Worldwide media tablet sales will reach 19.4 million units in 2010, according to a new research note from Gartner. That's good news for manufacturers such as Apple, maker of the iPad, which is driving much of that growth. However, Gartner also said tablet sales are having a negative impact on sales of other mobile devices such as e-readers and mininotebooks.
"The all-in-one nature of media tablets will result in the cannibalization of other consumer electronics devices such as e-readers, gaming devices and media players," Gartner analyst Carolina Milanesi said in an Oct. 15 statement. "Mininotebooks will suffer from the strongest cannibalization threat as media tablet average selling prices (ASPs) drop below $300 over the next two years."

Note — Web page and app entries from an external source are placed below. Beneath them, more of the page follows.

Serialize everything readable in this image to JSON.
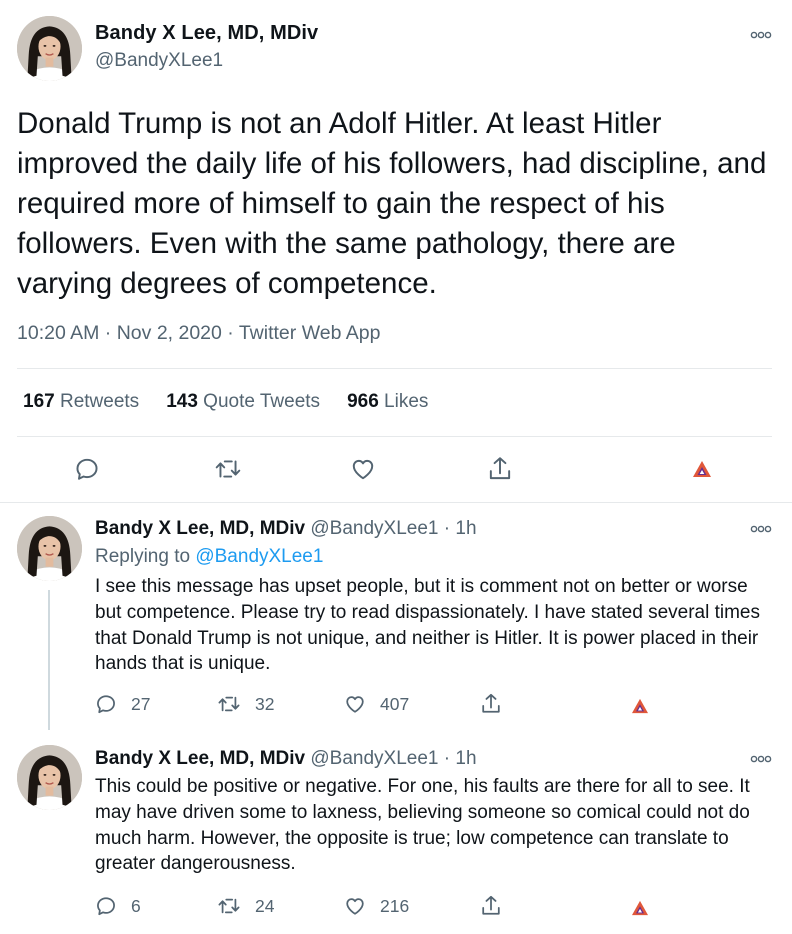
{
  "main_tweet": {
    "display_name": "Bandy X Lee, MD, MDiv",
    "handle": "@BandyXLee1",
    "text": "Donald Trump is not an Adolf Hitler.  At least Hitler improved the daily life of his followers, had discipline, and required more of himself to gain the respect of his followers.  Even with the same pathology, there are varying degrees of competence.",
    "meta": "10:20 AM · Nov 2, 2020 · Twitter Web App",
    "stats": {
      "retweets_count": "167",
      "retweets_label": "Retweets",
      "quotes_count": "143",
      "quotes_label": "Quote Tweets",
      "likes_count": "966",
      "likes_label": "Likes"
    },
    "icons": [
      "reply-icon",
      "retweet-icon",
      "like-icon",
      "share-icon",
      "brave-tip-icon",
      "more-icon"
    ]
  },
  "replies": [
    {
      "display_name": "Bandy X Lee, MD, MDiv",
      "handle_time": "@BandyXLee1 · 1h",
      "replying_prefix": "Replying to",
      "replying_handle": "@BandyXLee1",
      "text": "I see this message has upset people, but it is comment not on better or worse but competence.  Please try to read dispassionately.  I have stated several times that Donald Trump is not unique, and neither is Hitler.  It is power placed in their hands that is unique.",
      "reply_count": "27",
      "retweet_count": "32",
      "like_count": "407"
    },
    {
      "display_name": "Bandy X Lee, MD, MDiv",
      "handle_time": "@BandyXLee1 · 1h",
      "text": "This could be positive or negative.  For one, his faults are there for all to see.  It may have driven some to laxness, believing someone so comical could not do much harm.  However, the opposite is true; low competence can translate to greater dangerousness.",
      "reply_count": "6",
      "retweet_count": "24",
      "like_count": "216"
    }
  ],
  "colors": {
    "text": "#0f1419",
    "secondary": "#536471",
    "link": "#1d9bf0",
    "brave_red": "#e0573a",
    "brave_purple": "#662d91"
  }
}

But Gartner expects that low-end consumer notebooks and communication devices based on an open-source operating system-in other words, Google Android-will experience lower rates of cannibalization. The presence of 7-inch tablet PCs could impact the higher-end smartphone market, the research note added, although consumers "buying a 7-inch tablet might opt for a lower-priced smartphone with a smaller form factor."

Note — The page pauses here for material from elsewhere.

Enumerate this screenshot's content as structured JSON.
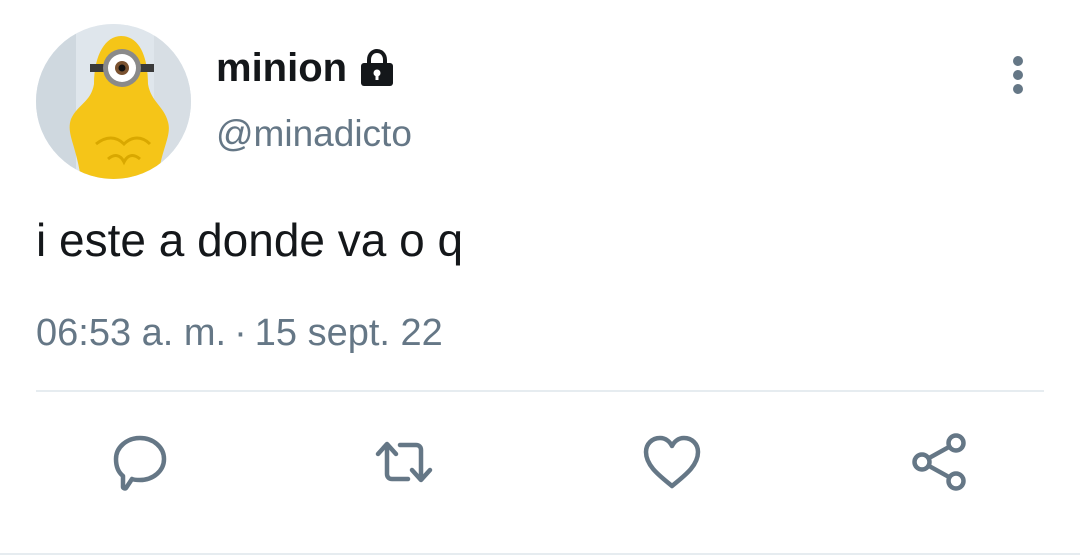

The research note predicted that tablet PC sales would increase from 19.4 million units in 2010 to 54.7 million in 2011, then 103.4 million in 2012, and finally 208 million in 2014. About 61 percent of those sales in 2010 are expected to come from the North American market, but Gartner expects that percentage to dip to 43 percent by 2014.
"As media tablets move from early adopters to mainstream, media tablets will become a family purchase as well as a personal one," Gartner said. "The touch user interface, the applications available on the different operating systems and the simpler setup compared to a full-fledged computer make media tablets ideal for a range of consumers, from power users to technophobics." Gartner also said it sees the cost of tablet PCs gradually declining over the long term, as carrier subsidies for the devices increase.
"Communication service providers (CSPs) who have so far subsidized mininotebooks to drive mobile broadband uptake will shift their marketing [spending] to media tablets," Milanesi wrote. "Such subsidies will help drive adoption among those consumers who see the initial hardware cost as a hurdle."
Other analysts have suggested that tablets are putting pressure on the traditional notebook market, although many seem reluctant to use the term "cannibalization."
"Sales of traditional notebooks appear to be feeling pressure from the iPad, causing a scramble by vendors to launch iPad-like tablets," USB analyst Maynard Um wrote in a Sept. 8 research note. "We believe that a majority of this impact is occurring on the lower end of PC sales, as the iPad is priced close enough to this range that it becomes attractive to consumers looking to make purchases within this segment."
Um estimated sales of 28 million iPads in 2011, while Morgan Stanley analyst Katy Huberty predicted the overall tablet market will hit 50 million units. "We expect tablets to continue to pressure PCs as more vendors launch products (e.g., Dell Streak and Samsung Tab) and Apple expands its iPad distribution," Huberty wrote in a recent research note, as quoted by Fortune Magazine Sept. 17.
A handful of manufacturers, including Samsung and Research In Motion, are expected to introduce tablet PCs within the next few months. It is also widely expected that Apple will unveil a revamped iPad at some point in the near future.